:: MATERIAL FOR THE TASK ::

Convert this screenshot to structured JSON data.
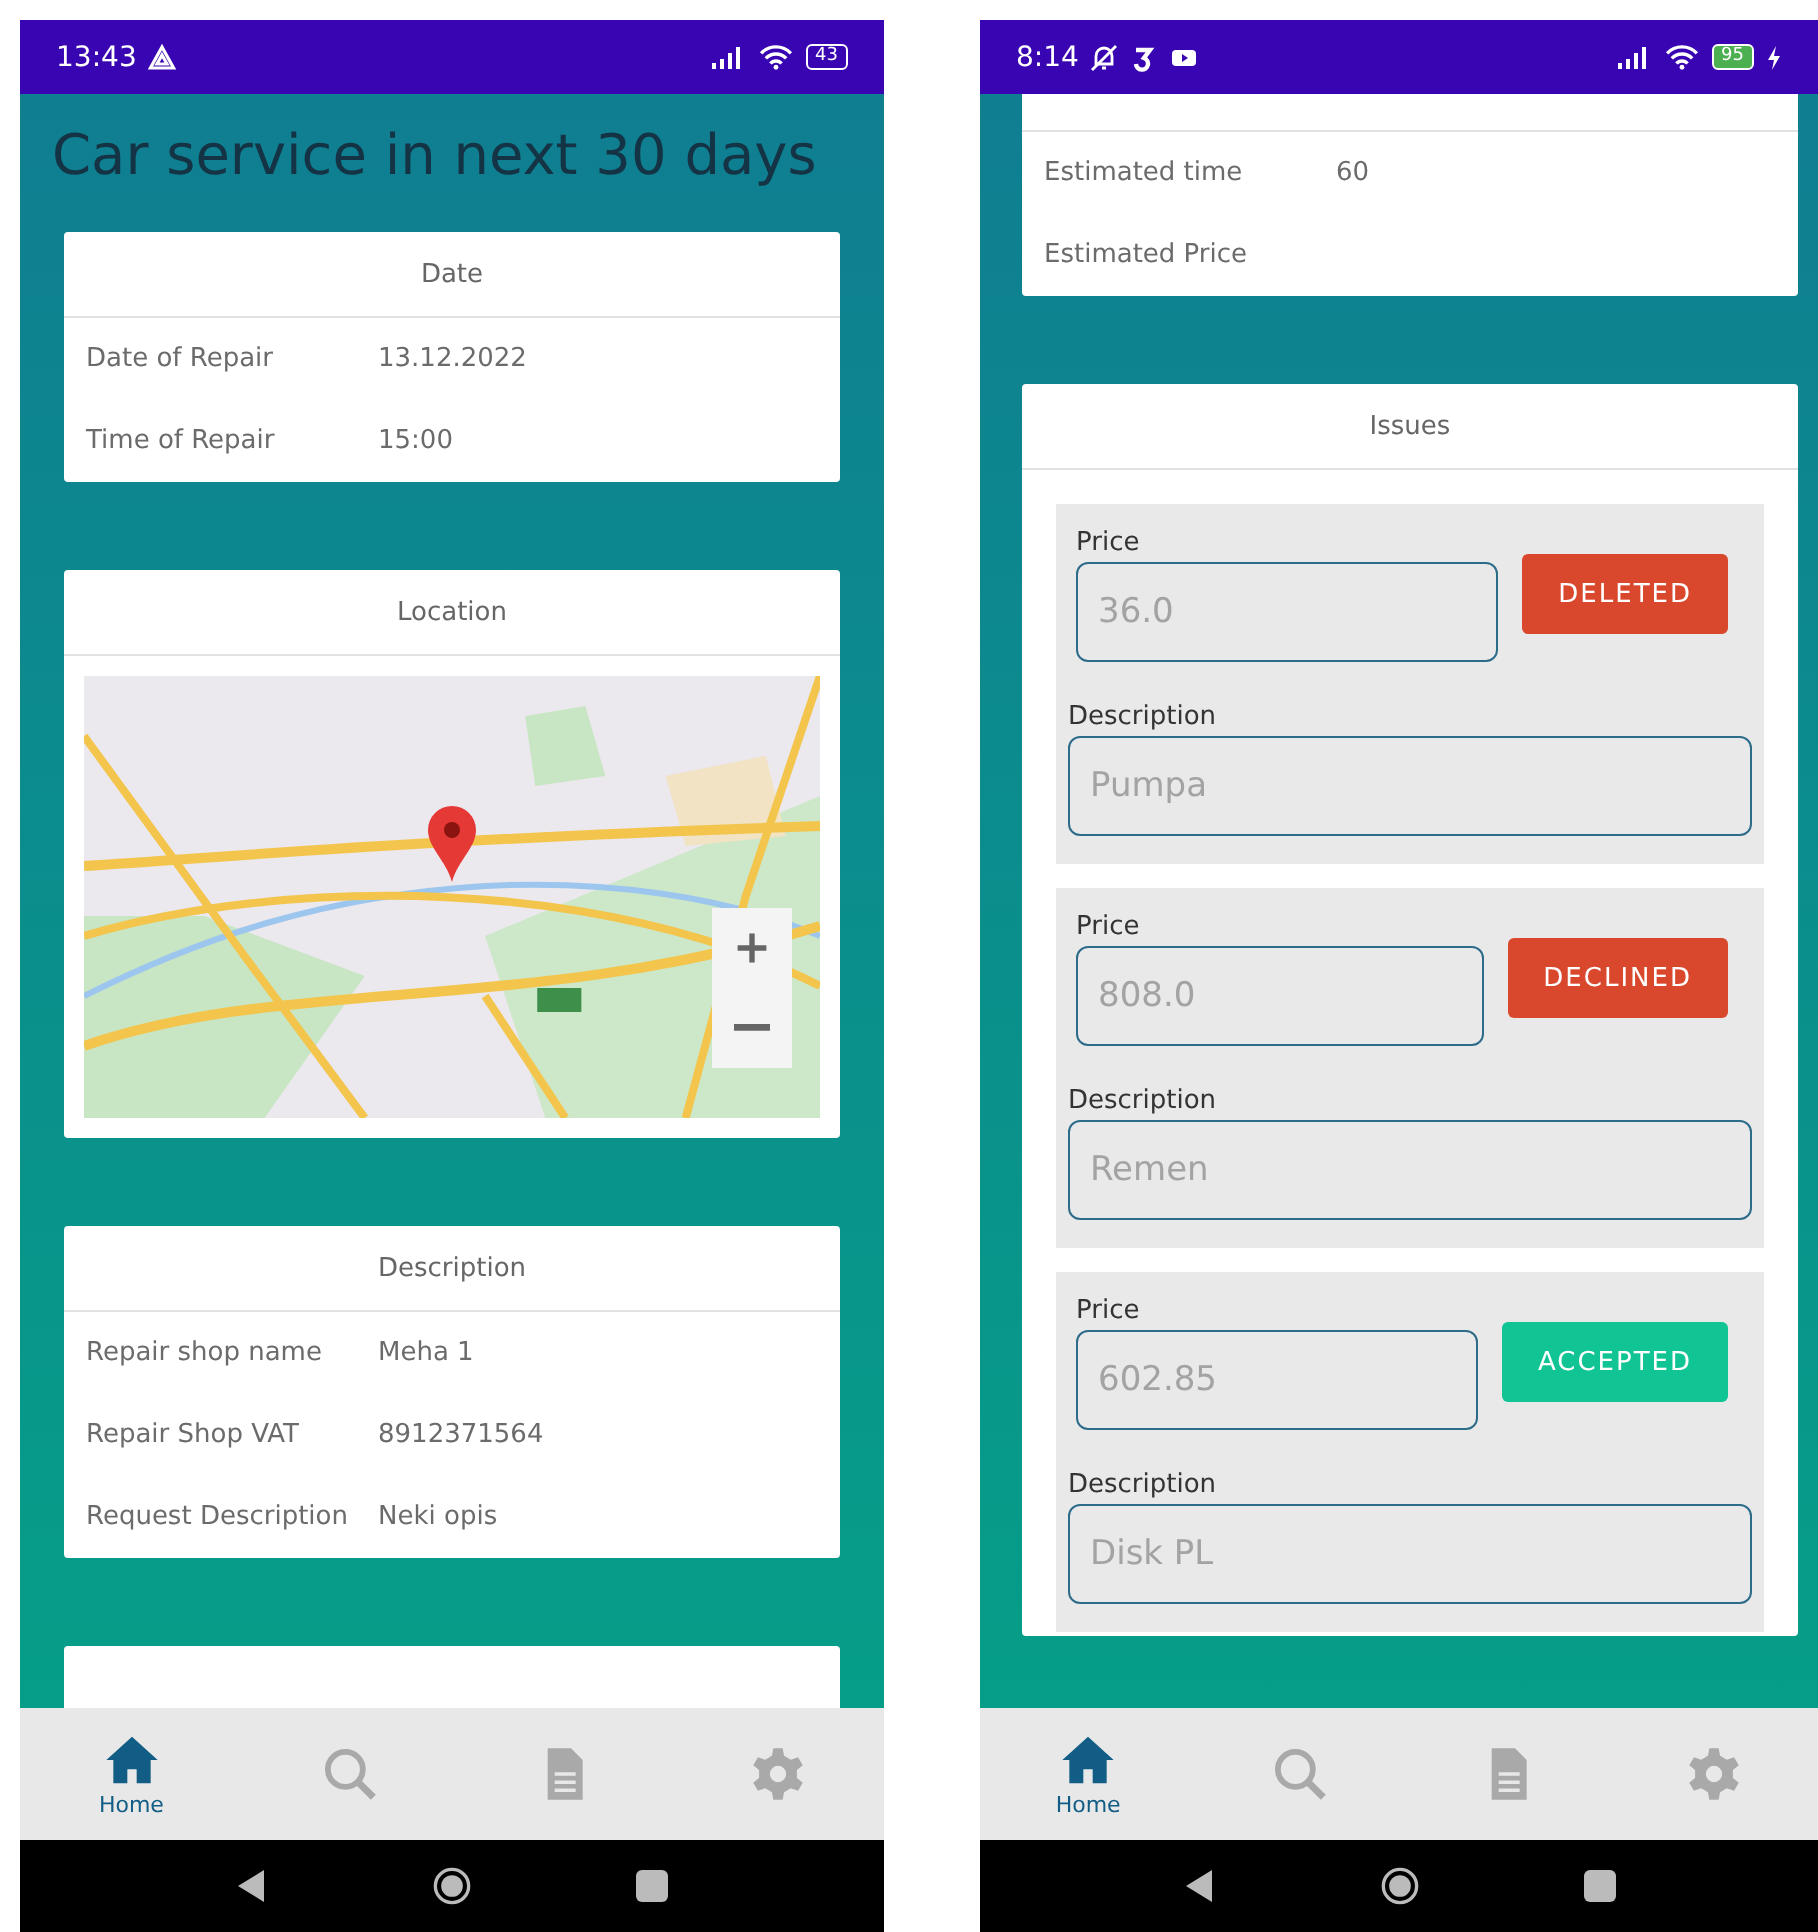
{
  "phones": [
    {
      "status_bar": {
        "time": "13:43",
        "notification_icons": [
          {
            "kind": "drive"
          }
        ],
        "battery": "43",
        "charging": false
      },
      "title": "Car service in next 30 days",
      "cards": [
        {
          "kind": "table",
          "header": "Date",
          "rows": [
            {
              "label": "Date of Repair",
              "value": "13.12.2022"
            },
            {
              "label": "Time of Repair",
              "value": "15:00"
            }
          ]
        },
        {
          "kind": "map",
          "header": "Location"
        },
        {
          "kind": "table",
          "header": "Description",
          "rows": [
            {
              "label": "Repair shop name",
              "value": "Meha 1"
            },
            {
              "label": "Repair Shop VAT",
              "value": "8912371564"
            },
            {
              "label": "Request Description",
              "value": "Neki opis"
            }
          ]
        },
        {
          "kind": "empty"
        }
      ],
      "nav": [
        {
          "kind": "home",
          "label": "Home",
          "selected": true
        },
        {
          "kind": "search",
          "selected": false
        },
        {
          "kind": "document",
          "selected": false
        },
        {
          "kind": "gear",
          "selected": false
        }
      ]
    },
    {
      "status_bar": {
        "time": "8:14",
        "notification_icons": [
          {
            "kind": "mute"
          },
          {
            "kind": "app"
          },
          {
            "kind": "video"
          }
        ],
        "battery": "95",
        "charging": true
      },
      "cards": [
        {
          "kind": "table",
          "clipped": true,
          "rows": [
            {
              "label": "Estimated time",
              "value": "60"
            },
            {
              "label": "Estimated Price"
            }
          ]
        },
        {
          "kind": "issues",
          "header": "Issues",
          "issues": [
            {
              "price_label": "Price",
              "price": "36.0",
              "status": "DELETED",
              "color": "#d9482c",
              "description_label": "Description",
              "description": "Pumpa"
            },
            {
              "price_label": "Price",
              "price": "808.0",
              "status": "DECLINED",
              "color": "#d9482c",
              "description_label": "Description",
              "description": "Remen"
            },
            {
              "price_label": "Price",
              "price": "602.85",
              "status": "ACCEPTED",
              "color": "#10c494",
              "description_label": "Description",
              "description": "Disk PL"
            }
          ]
        }
      ],
      "nav": [
        {
          "kind": "home",
          "label": "Home",
          "selected": true
        },
        {
          "kind": "search",
          "selected": false
        },
        {
          "kind": "document",
          "selected": false
        },
        {
          "kind": "gear",
          "selected": false
        }
      ]
    }
  ]
}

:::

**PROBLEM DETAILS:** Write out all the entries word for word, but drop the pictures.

**COMPLETED EXERCISE:**
Convert this screenshot to structured JSON data.
{
  "phones": [
    {
      "status_bar": {
        "time": "13:43",
        "notification_icons": [
          {
            "kind": "drive"
          }
        ],
        "battery": "43",
        "charging": false
      },
      "title": "Car service in next 30 days",
      "cards": [
        {
          "kind": "table",
          "header": "Date",
          "rows": [
            {
              "label": "Date of Repair",
              "value": "13.12.2022"
            },
            {
              "label": "Time of Repair",
              "value": "15:00"
            }
          ]
        },
        {
          "kind": "map",
          "header": "Location"
        },
        {
          "kind": "table",
          "header": "Description",
          "rows": [
            {
              "label": "Repair shop name",
              "value": "Meha 1"
            },
            {
              "label": "Repair Shop VAT",
              "value": "8912371564"
            },
            {
              "label": "Request Description",
              "value": "Neki opis"
            }
          ]
        },
        {
          "kind": "empty"
        }
      ],
      "nav": [
        {
          "kind": "home",
          "label": "Home",
          "selected": true
        },
        {
          "kind": "search",
          "selected": false
        },
        {
          "kind": "document",
          "selected": false
        },
        {
          "kind": "gear",
          "selected": false
        }
      ]
    },
    {
      "status_bar": {
        "time": "8:14",
        "notification_icons": [
          {
            "kind": "mute"
          },
          {
            "kind": "app"
          },
          {
            "kind": "video"
          }
        ],
        "battery": "95",
        "charging": true
      },
      "cards": [
        {
          "kind": "table",
          "clipped": true,
          "rows": [
            {
              "label": "Estimated time",
              "value": "60"
            },
            {
              "label": "Estimated Price"
            }
          ]
        },
        {
          "kind": "issues",
          "header": "Issues",
          "issues": [
            {
              "price_label": "Price",
              "price": "36.0",
              "status": "DELETED",
              "color": "#d9482c",
              "description_label": "Description",
              "description": "Pumpa"
            },
            {
              "price_label": "Price",
              "price": "808.0",
              "status": "DECLINED",
              "color": "#d9482c",
              "description_label": "Description",
              "description": "Remen"
            },
            {
              "price_label": "Price",
              "price": "602.85",
              "status": "ACCEPTED",
              "color": "#10c494",
              "description_label": "Description",
              "description": "Disk PL"
            }
          ]
        }
      ],
      "nav": [
        {
          "kind": "home",
          "label": "Home",
          "selected": true
        },
        {
          "kind": "search",
          "selected": false
        },
        {
          "kind": "document",
          "selected": false
        },
        {
          "kind": "gear",
          "selected": false
        }
      ]
    }
  ]
}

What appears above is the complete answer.